- Tuition paid by students privately.
Both (b) and (c) are generally considered to be private funding due to the nature of the funding being consideration for the services of the course to the students. However, there is debate over whether tuition paid through the SLC (and equivalent) is classed as state or private funding.
Some commentators believe that student loans constitute state funding because it is a payment directly from a public body to the University for which the public body receives no benefit. This is because a student loan is provided on a low interest basis, where students do not pay it back until they earn above a certain threshold. In addition, it is written off after a certain amount of time so many students never pay the loan back in full. On this basis, applying the test means student loans are state funding as it cannot be said that the SLC receive any consideration in return for the funding provided.
The alternative view is that student loans are private funding because the funding is provided by the State but on behalf of students. This constitutes a commercial consideration - students freely enrol onto a course and SLC pay the course fees on behalf of the student to discharge their liabilities to the University. Some commentators therefore classify student loans as a subsidy to the student rather than the University because the loan is paid directly to the University purely for administrative convenience, and would otherwise be paid to the students first, who would then pay the University.
Overall, there is no clear-cut answer when it comes to student loans as there are arguments either way. The safest approach may therefore be for Universities to consider student loans as state funding until there is clear guidance from the court or parliament.
How often should universities assess their funding?
Following the Cambridge University case, Universities should make an annual assessment of their income streams to ascertain whether more than 50% of their income is derived from state funding. Ideally the assessment should be made before the start of each financial year using the latest figures available. If a reassessment of funding suggests that the University should be classed as a body governed by public law, then (in line with common transitional arrangements) it is likely to be acceptable to continue with any current procurements but any new procurements should be run in line with the PCR.
Will the Procurement Bill change anything?
Under the current form, the Procurement Bill provides that a "contracting authority" includes a "public authority" with "public authority" being defined as "a person that is:
- Funded wholly or mainly from public funds, or
- Subject to public authority oversight and does not operate on a commercial basis".
Although the wording slightly differs from the current wording in the PCR, its application is largely the same.

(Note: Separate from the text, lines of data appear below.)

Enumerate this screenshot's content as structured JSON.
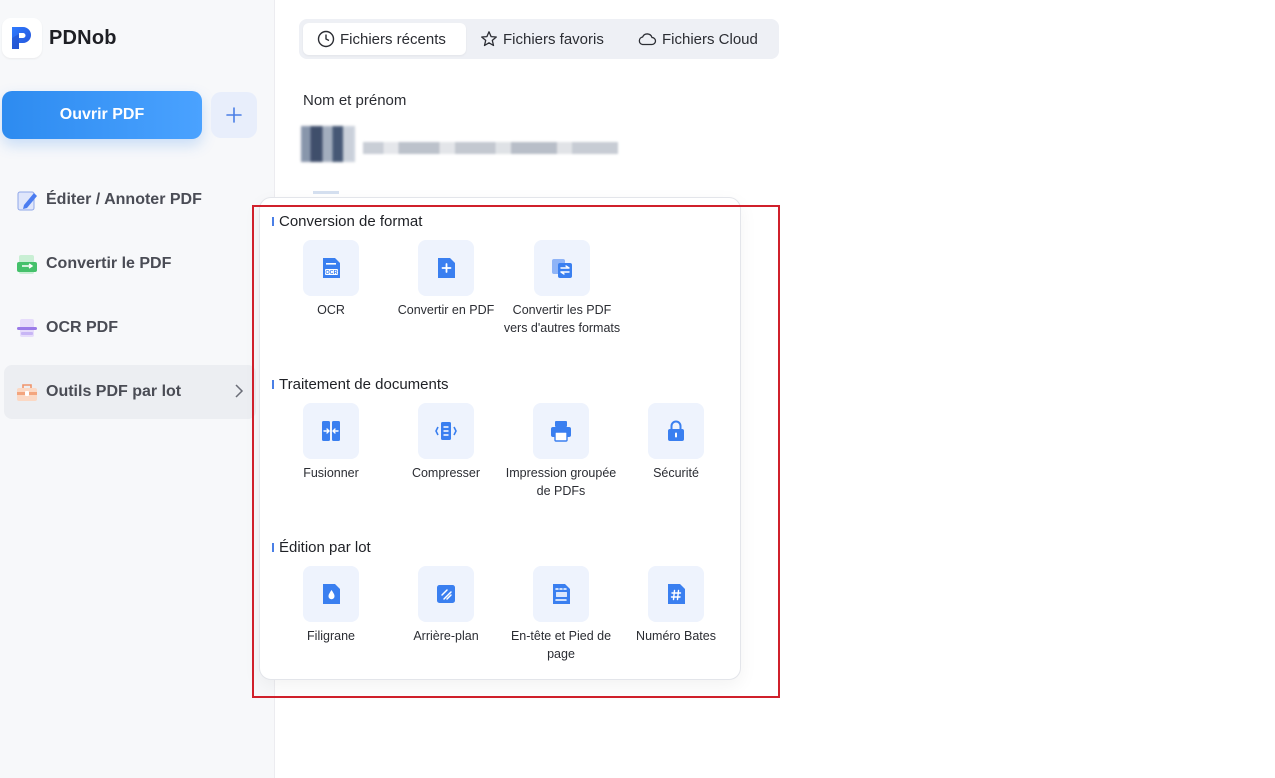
{
  "app": {
    "name": "PDNob"
  },
  "sidebar": {
    "open_button": "Ouvrir PDF",
    "items": [
      {
        "label": "Éditer / Annoter PDF"
      },
      {
        "label": "Convertir le PDF"
      },
      {
        "label": "OCR PDF"
      },
      {
        "label": "Outils PDF par lot"
      }
    ]
  },
  "tabs": [
    {
      "label": "Fichiers récents"
    },
    {
      "label": "Fichiers favoris"
    },
    {
      "label": "Fichiers Cloud"
    }
  ],
  "file_list": {
    "column_header": "Nom et prénom"
  },
  "batch_menu": {
    "sections": [
      {
        "title": "Conversion de format",
        "tools": [
          "OCR",
          "Convertir en PDF",
          "Convertir les PDF vers d'autres formats"
        ]
      },
      {
        "title": "Traitement de documents",
        "tools": [
          "Fusionner",
          "Compresser",
          "Impression groupée de PDFs",
          "Sécurité"
        ]
      },
      {
        "title": "Édition par lot",
        "tools": [
          "Filigrane",
          "Arrière-plan",
          "En-tête et Pied de page",
          "Numéro Bates"
        ]
      }
    ]
  },
  "colors": {
    "accent": "#3a8ff5",
    "highlight_border": "#d0202b",
    "tool_icon": "#3a7ff0"
  },
  "icons": {
    "tools": [
      "ocr-icon",
      "convert-to-pdf-icon",
      "convert-pdf-to-formats-icon",
      "merge-icon",
      "compress-icon",
      "print-icon",
      "lock-icon",
      "watermark-icon",
      "background-icon",
      "header-footer-icon",
      "bates-number-icon"
    ]
  }
}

The same financial assessment test is likely to be applied in relation to part (a). Part (b) should be considered where a University's income is not made up of more than 50% of public funding.
Part (b) refers to "public authority oversight". "Public authority oversight" has the same meaning as (ii) and (iii) in the Part 3 test above in the current PCR. The words "does not operate on a commercial basis" are likely to have the same meaning as "being established for the needs of meeting the general interest". Therefore, the test in the Procurement Bill is essentially the same as the previous test except that the financial aspect is a test in its own which could mean that a university is subject to public procurement without the need for the University to meet needs in the general interest.
If you require assistance in respect of whether your University could be subject to public procurement or procurement law generally, our specialist team is available to help - get in touch today.